Very few of the people who left the camps — only 4.7 percent, by the group’s estimate — did so because their homes had been rebuilt or repaired. Instead, a vast majority appear to have been forced out through mass evictions by landowners, or to have left the camps on their own to escape the high crime and fraying conditions there.

Now, most of the former camp dwellers are doubled up in their friends’ or families’ homes, scattered at random in tents and improvised dwellings, or living in “precarious housing” that is dilapidated, damaged or partly collapsed, the organization says. In some cases, the cinder blocks that were toppled by the quake are being cobbled together to make walls again, only more unevenly and wobbly than before.

In addition, even those families who have moved into a “transitional shelter” are often left without adequate sanitation. The most recent OCHA bulletin notes that 40 percent of the “transitional shelters” lack any WASH services. The international community plans to build over 50,000 more of these shelters this year, but it is predicted that upwards of 60 percent of the additional shelters “will not receive any sanitation and water services either.”

The New York Times reports that the often un-tracked dispersal of camp residents also creates new challenges for containing cholera, highlighting the importance of treatment in the IDP camps:
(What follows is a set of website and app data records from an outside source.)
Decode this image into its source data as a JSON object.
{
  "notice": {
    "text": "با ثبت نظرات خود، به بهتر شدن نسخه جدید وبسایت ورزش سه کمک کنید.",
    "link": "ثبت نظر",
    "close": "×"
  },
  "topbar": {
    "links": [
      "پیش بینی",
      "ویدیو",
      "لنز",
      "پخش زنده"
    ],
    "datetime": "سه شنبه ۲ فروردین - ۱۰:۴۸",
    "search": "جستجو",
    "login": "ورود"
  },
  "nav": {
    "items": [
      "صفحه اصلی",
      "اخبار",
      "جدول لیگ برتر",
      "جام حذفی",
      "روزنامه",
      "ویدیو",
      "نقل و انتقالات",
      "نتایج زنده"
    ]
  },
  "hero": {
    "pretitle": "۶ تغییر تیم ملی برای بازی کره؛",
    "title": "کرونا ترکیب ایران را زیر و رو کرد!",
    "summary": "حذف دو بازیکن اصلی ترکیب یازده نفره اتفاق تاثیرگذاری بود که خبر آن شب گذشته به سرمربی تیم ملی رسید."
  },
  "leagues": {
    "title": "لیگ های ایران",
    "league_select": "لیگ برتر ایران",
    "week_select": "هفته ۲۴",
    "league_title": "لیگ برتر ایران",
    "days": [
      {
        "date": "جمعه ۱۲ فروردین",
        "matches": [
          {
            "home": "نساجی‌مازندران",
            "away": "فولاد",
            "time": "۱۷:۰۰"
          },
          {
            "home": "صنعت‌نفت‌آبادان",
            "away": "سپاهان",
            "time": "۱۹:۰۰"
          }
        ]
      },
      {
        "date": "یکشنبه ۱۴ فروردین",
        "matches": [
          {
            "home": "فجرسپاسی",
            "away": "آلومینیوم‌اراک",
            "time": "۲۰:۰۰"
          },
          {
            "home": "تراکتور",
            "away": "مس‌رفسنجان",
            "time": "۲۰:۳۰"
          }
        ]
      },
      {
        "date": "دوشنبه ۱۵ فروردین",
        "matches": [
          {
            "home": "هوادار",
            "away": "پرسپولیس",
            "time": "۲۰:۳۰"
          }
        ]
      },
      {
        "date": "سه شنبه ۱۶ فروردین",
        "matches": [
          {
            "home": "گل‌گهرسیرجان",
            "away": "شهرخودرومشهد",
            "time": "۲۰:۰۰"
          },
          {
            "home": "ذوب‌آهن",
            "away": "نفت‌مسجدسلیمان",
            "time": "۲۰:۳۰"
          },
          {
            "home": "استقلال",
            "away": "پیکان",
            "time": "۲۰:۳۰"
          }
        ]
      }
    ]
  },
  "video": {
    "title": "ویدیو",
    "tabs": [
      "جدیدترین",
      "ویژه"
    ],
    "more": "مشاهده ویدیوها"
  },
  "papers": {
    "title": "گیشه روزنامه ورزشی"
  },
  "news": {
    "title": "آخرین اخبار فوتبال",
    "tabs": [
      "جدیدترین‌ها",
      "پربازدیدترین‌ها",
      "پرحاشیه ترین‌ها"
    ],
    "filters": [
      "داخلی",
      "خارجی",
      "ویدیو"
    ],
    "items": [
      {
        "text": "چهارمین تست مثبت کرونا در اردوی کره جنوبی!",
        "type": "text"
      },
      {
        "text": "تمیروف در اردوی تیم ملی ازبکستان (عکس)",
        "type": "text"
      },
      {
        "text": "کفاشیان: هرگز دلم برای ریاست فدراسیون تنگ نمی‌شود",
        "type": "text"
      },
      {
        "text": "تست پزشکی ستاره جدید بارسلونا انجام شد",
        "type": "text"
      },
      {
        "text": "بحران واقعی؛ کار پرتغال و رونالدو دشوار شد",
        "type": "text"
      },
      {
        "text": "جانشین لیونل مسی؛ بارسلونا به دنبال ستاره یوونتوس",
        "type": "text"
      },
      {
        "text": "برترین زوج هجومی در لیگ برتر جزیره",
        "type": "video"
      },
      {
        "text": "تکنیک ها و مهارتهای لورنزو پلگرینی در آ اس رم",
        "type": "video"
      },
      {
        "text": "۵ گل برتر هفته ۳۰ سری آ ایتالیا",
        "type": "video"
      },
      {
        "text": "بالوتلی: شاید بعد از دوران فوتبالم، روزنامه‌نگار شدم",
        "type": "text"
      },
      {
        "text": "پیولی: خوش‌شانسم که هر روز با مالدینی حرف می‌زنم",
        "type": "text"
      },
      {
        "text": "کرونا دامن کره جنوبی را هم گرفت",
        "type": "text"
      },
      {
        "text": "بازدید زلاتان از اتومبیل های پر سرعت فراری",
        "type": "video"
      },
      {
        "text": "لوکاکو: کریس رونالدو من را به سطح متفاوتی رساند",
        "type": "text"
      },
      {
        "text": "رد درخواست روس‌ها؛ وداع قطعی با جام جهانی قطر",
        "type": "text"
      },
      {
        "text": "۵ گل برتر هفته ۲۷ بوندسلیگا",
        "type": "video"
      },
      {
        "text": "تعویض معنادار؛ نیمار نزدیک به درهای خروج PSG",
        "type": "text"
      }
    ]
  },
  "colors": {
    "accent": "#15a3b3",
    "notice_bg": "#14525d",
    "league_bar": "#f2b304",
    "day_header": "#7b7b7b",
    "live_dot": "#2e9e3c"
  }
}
Giovanni Cassani, a coordinator with the migration organization, said the mass departures from camps made it harder to track and help people, complicating treatment and prevention of a cholera epidemic that has killed nearly 5,000 people since October. “Those returning to unsafe conditions risk falling off the radar because they are much more difficult to find and assist,” Mr. Cassani said.